EXERCISE :: In the records that follow, find each line with "gmail" and pull it out.

***** AVAILABLE DATA *****

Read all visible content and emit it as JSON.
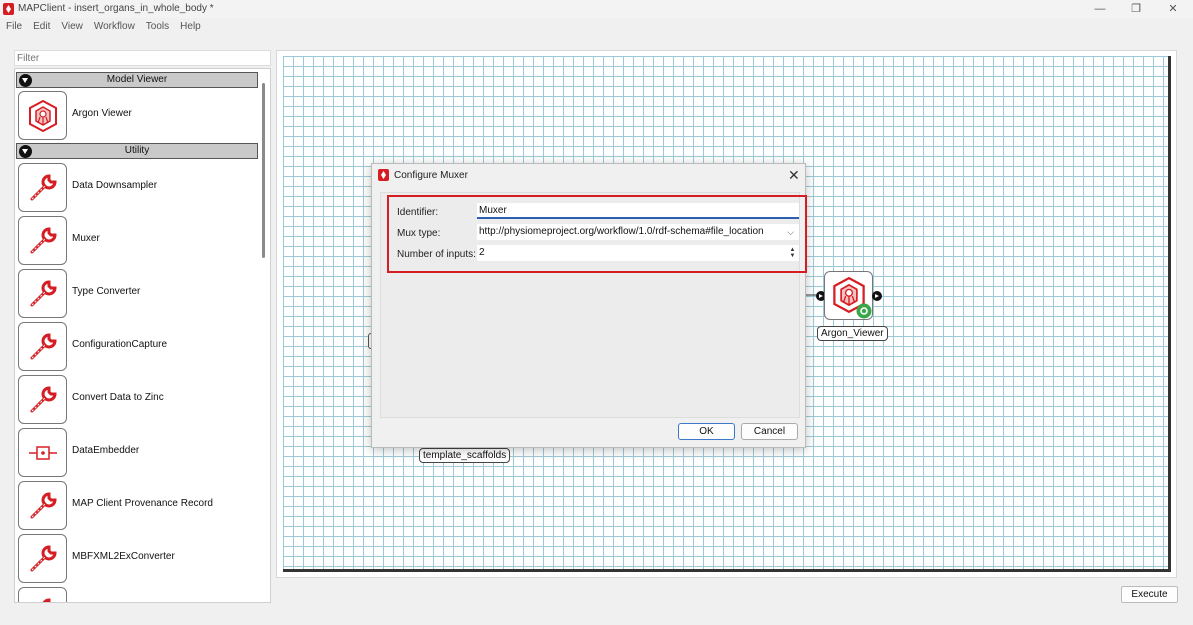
{
  "window": {
    "title": "MAPClient - insert_organs_in_whole_body *",
    "accent": "#d51e24",
    "controls": {
      "minimize": "—",
      "restore": "❐",
      "close": "✕"
    }
  },
  "menu": [
    "File",
    "Edit",
    "View",
    "Workflow",
    "Tools",
    "Help"
  ],
  "filter": {
    "placeholder": "Filter"
  },
  "palette": {
    "categories": [
      {
        "name": "Model Viewer",
        "steps": [
          {
            "label": "Argon Viewer",
            "icon": "argon-viewer-icon"
          }
        ]
      },
      {
        "name": "Utility",
        "steps": [
          {
            "label": "Data Downsampler",
            "icon": "wrench-icon"
          },
          {
            "label": "Muxer",
            "icon": "wrench-icon"
          },
          {
            "label": "Type Converter",
            "icon": "wrench-icon"
          },
          {
            "label": "ConfigurationCapture",
            "icon": "wrench-icon"
          },
          {
            "label": "Convert Data to Zinc",
            "icon": "wrench-icon"
          },
          {
            "label": "DataEmbedder",
            "icon": "embedder-icon"
          },
          {
            "label": "MAP Client Provenance Record",
            "icon": "wrench-icon"
          },
          {
            "label": "MBFXML2ExConverter",
            "icon": "wrench-icon"
          }
        ]
      }
    ]
  },
  "canvas": {
    "nodes": [
      {
        "label": "Argon_Viewer",
        "icon": "argon-viewer-icon"
      },
      {
        "label": "template_scaffolds"
      }
    ]
  },
  "dialog": {
    "title": "Configure Muxer",
    "close": "✕",
    "identifier_label": "Identifier:",
    "identifier_value": "Muxer",
    "mux_type_label": "Mux type:",
    "mux_type_value": "http://physiomeproject.org/workflow/1.0/rdf-schema#file_location",
    "inputs_label": "Number of inputs:",
    "inputs_value": "2",
    "ok": "OK",
    "cancel": "Cancel"
  },
  "execute": "Execute"
}
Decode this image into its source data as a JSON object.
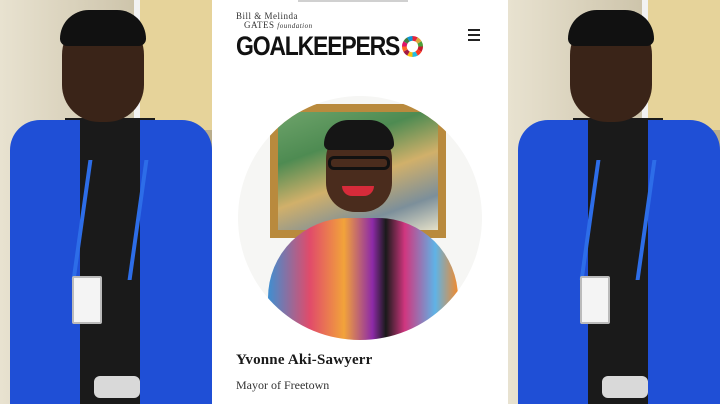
{
  "header": {
    "foundation_line1": "Bill & Melinda",
    "foundation_line2": "GATES",
    "foundation_line2_suffix": "foundation",
    "wordmark": "GOALKEEPERS"
  },
  "profile": {
    "name": "Yvonne Aki-Sawyerr",
    "title": "Mayor of Freetown"
  },
  "icons": {
    "menu": "hamburger-menu-icon",
    "logo": "sdg-color-wheel-icon"
  },
  "colors": {
    "jacket": "#1f4fd6",
    "panel_bg": "#ffffff",
    "text_dark": "#1a1a1a"
  }
}
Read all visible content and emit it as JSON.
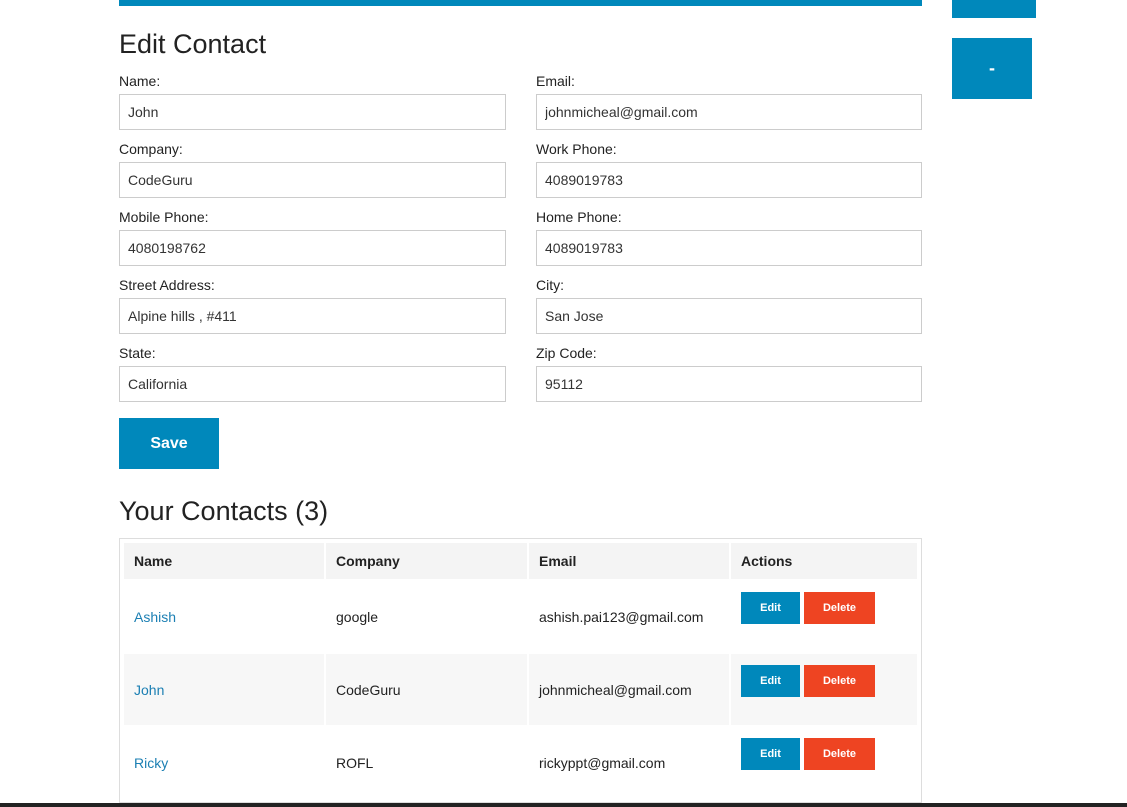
{
  "colors": {
    "primary": "#0088bb",
    "danger": "#ee4422",
    "link": "#1b7fb3"
  },
  "sidebar": {
    "minus_label": "-"
  },
  "form": {
    "title": "Edit Contact",
    "fields": {
      "name": {
        "label": "Name:",
        "value": "John"
      },
      "email": {
        "label": "Email:",
        "value": "johnmicheal@gmail.com"
      },
      "company": {
        "label": "Company:",
        "value": "CodeGuru"
      },
      "work_phone": {
        "label": "Work Phone:",
        "value": "4089019783"
      },
      "mobile_phone": {
        "label": "Mobile Phone:",
        "value": "4080198762"
      },
      "home_phone": {
        "label": "Home Phone:",
        "value": "4089019783"
      },
      "street": {
        "label": "Street Address:",
        "value": "Alpine hills , #411"
      },
      "city": {
        "label": "City:",
        "value": "San Jose"
      },
      "state": {
        "label": "State:",
        "value": "California"
      },
      "zip": {
        "label": "Zip Code:",
        "value": "95112"
      }
    },
    "save_label": "Save"
  },
  "contacts": {
    "title": "Your Contacts (3)",
    "headers": {
      "name": "Name",
      "company": "Company",
      "email": "Email",
      "actions": "Actions"
    },
    "edit_label": "Edit",
    "delete_label": "Delete",
    "rows": [
      {
        "name": "Ashish",
        "company": "google",
        "email": "ashish.pai123@gmail.com"
      },
      {
        "name": "John",
        "company": "CodeGuru",
        "email": "johnmicheal@gmail.com"
      },
      {
        "name": "Ricky",
        "company": "ROFL",
        "email": "rickyppt@gmail.com"
      }
    ]
  }
}
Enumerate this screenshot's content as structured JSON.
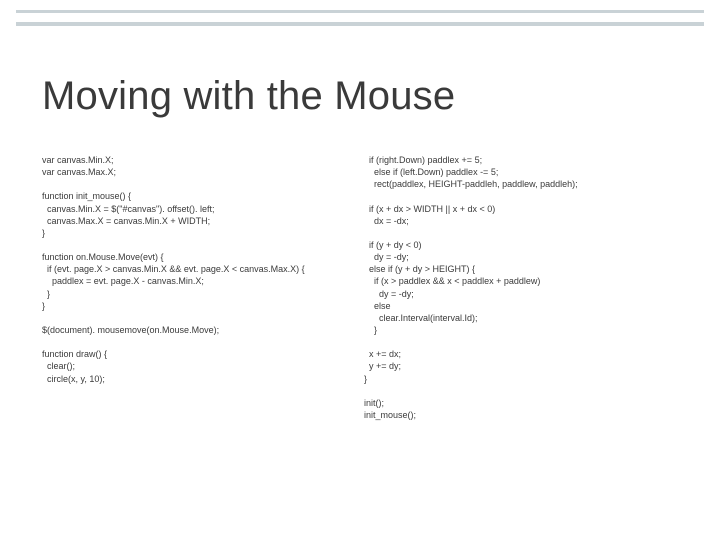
{
  "slide": {
    "title": "Moving with the Mouse",
    "code_left": "var canvas.Min.X;\nvar canvas.Max.X;\n\nfunction init_mouse() {\n  canvas.Min.X = $(\"#canvas\"). offset(). left;\n  canvas.Max.X = canvas.Min.X + WIDTH;\n}\n\nfunction on.Mouse.Move(evt) {\n  if (evt. page.X > canvas.Min.X && evt. page.X < canvas.Max.X) {\n    paddlex = evt. page.X - canvas.Min.X;\n  }\n}\n\n$(document). mousemove(on.Mouse.Move);\n\nfunction draw() {\n  clear();\n  circle(x, y, 10);",
    "code_right": "  if (right.Down) paddlex += 5;\n    else if (left.Down) paddlex -= 5;\n    rect(paddlex, HEIGHT-paddleh, paddlew, paddleh);\n\n  if (x + dx > WIDTH || x + dx < 0)\n    dx = -dx;\n\n  if (y + dy < 0)\n    dy = -dy;\n  else if (y + dy > HEIGHT) {\n    if (x > paddlex && x < paddlex + paddlew)\n      dy = -dy;\n    else\n      clear.Interval(interval.Id);\n    }\n\n  x += dx;\n  y += dy;\n}\n\ninit();\ninit_mouse();"
  }
}
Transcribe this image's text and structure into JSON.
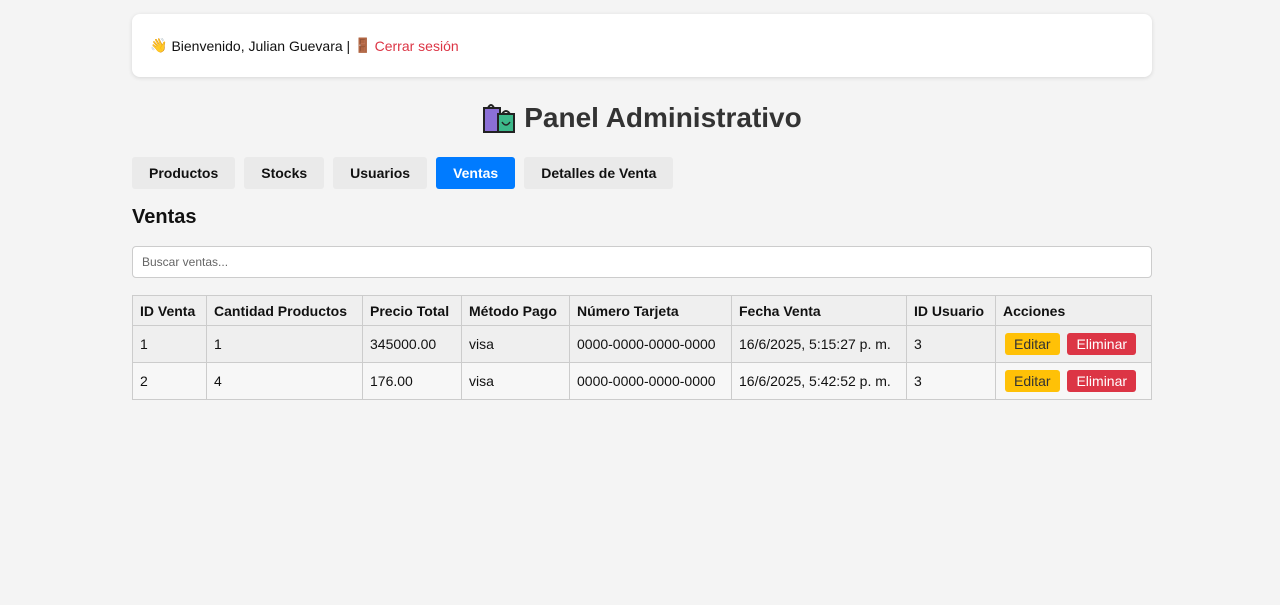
{
  "header": {
    "wave_emoji": "👋",
    "welcome_text": "Bienvenido, Julian Guevara |",
    "door_emoji": "🚪",
    "logout_label": "Cerrar sesión"
  },
  "page": {
    "title_emoji": "🛍️",
    "title": "Panel Administrativo"
  },
  "tabs": [
    {
      "label": "Productos",
      "active": false
    },
    {
      "label": "Stocks",
      "active": false
    },
    {
      "label": "Usuarios",
      "active": false
    },
    {
      "label": "Ventas",
      "active": true
    },
    {
      "label": "Detalles de Venta",
      "active": false
    }
  ],
  "section": {
    "title": "Ventas",
    "search_placeholder": "Buscar ventas..."
  },
  "table": {
    "headers": [
      "ID Venta",
      "Cantidad Productos",
      "Precio Total",
      "Método Pago",
      "Número Tarjeta",
      "Fecha Venta",
      "ID Usuario",
      "Acciones"
    ],
    "rows": [
      [
        "1",
        "1",
        "345000.00",
        "visa",
        "0000-0000-0000-0000",
        "16/6/2025, 5:15:27 p. m.",
        "3"
      ],
      [
        "2",
        "4",
        "176.00",
        "visa",
        "0000-0000-0000-0000",
        "16/6/2025, 5:42:52 p. m.",
        "3"
      ]
    ],
    "edit_label": "Editar",
    "delete_label": "Eliminar"
  },
  "colors": {
    "accent": "#007bff",
    "danger": "#dc3545",
    "warning": "#ffc107",
    "background": "#f4f4f4"
  }
}
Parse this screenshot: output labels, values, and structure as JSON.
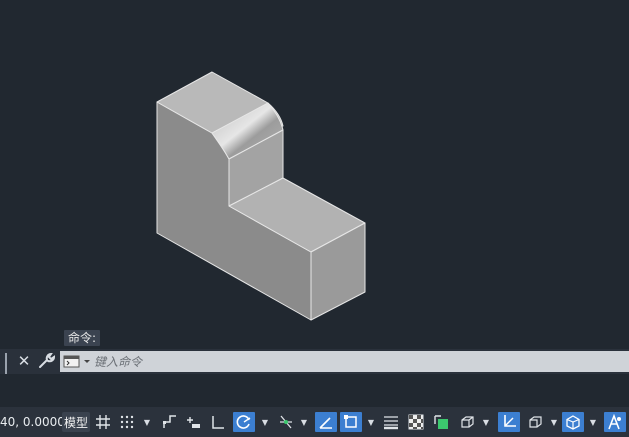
{
  "history": {
    "text": "命令:"
  },
  "command": {
    "placeholder": "键入命令"
  },
  "status": {
    "coordinates": "40, 0.0000",
    "model_tab": "模型"
  },
  "colors": {
    "canvas": "#212830",
    "accent": "#3c7fd1",
    "statusbar": "#2b323c"
  }
}
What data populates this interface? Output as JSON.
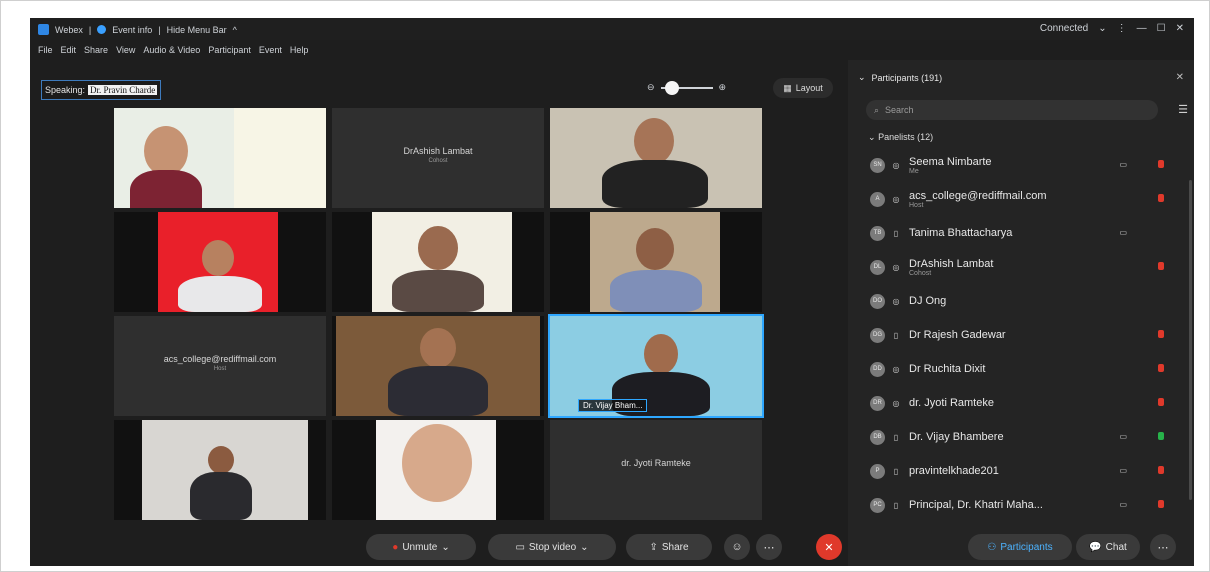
{
  "window": {
    "app_name": "Webex",
    "event_info": "Event info",
    "hide_menu": "Hide Menu Bar",
    "status": "Connected"
  },
  "menu": [
    "File",
    "Edit",
    "Share",
    "View",
    "Audio & Video",
    "Participant",
    "Event",
    "Help"
  ],
  "speaking": {
    "label": "Speaking:",
    "name": "Dr. Pravin Charde"
  },
  "toolbar": {
    "layout_label": "Layout"
  },
  "tiles": [
    {
      "name": "DrAshish Lambat",
      "role": "Cohost"
    },
    {
      "name": "acs_college@rediffmail.com",
      "role": "Host"
    },
    {
      "caption": "Dr. Vijay Bham..."
    },
    {
      "name": "dr. Jyoti Ramteke"
    }
  ],
  "participants_panel": {
    "title": "Participants (191)",
    "search_placeholder": "Search",
    "section_label": "Panelists (12)",
    "items": [
      {
        "initials": "SN",
        "name": "Seema Nimbarte",
        "role": "Me"
      },
      {
        "initials": "A",
        "name": "acs_college@rediffmail.com",
        "role": "Host"
      },
      {
        "initials": "TB",
        "name": "Tanima Bhattacharya",
        "role": ""
      },
      {
        "initials": "DL",
        "name": "DrAshish Lambat",
        "role": "Cohost"
      },
      {
        "initials": "DO",
        "name": "DJ Ong",
        "role": ""
      },
      {
        "initials": "DG",
        "name": "Dr Rajesh Gadewar",
        "role": ""
      },
      {
        "initials": "DD",
        "name": "Dr Ruchita Dixit",
        "role": ""
      },
      {
        "initials": "DR",
        "name": "dr. Jyoti Ramteke",
        "role": ""
      },
      {
        "initials": "DB",
        "name": "Dr. Vijay Bhambere",
        "role": ""
      },
      {
        "initials": "P",
        "name": "pravintelkhade201",
        "role": ""
      },
      {
        "initials": "PC",
        "name": "Principal, Dr. Khatri Maha...",
        "role": ""
      }
    ]
  },
  "controls": {
    "unmute": "Unmute",
    "stop_video": "Stop video",
    "share": "Share",
    "participants": "Participants",
    "chat": "Chat"
  },
  "colors": {
    "accent": "#2ea7ff",
    "leave": "#e0392b"
  }
}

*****

SOLUTION BELOW ::
        "value": "johnmicheal@gmail.com"
        "email": "ashish.pai123@gmail.com"
        "email": "johnmicheal@gmail.com"
        "email": "rickyppt@gmail.com"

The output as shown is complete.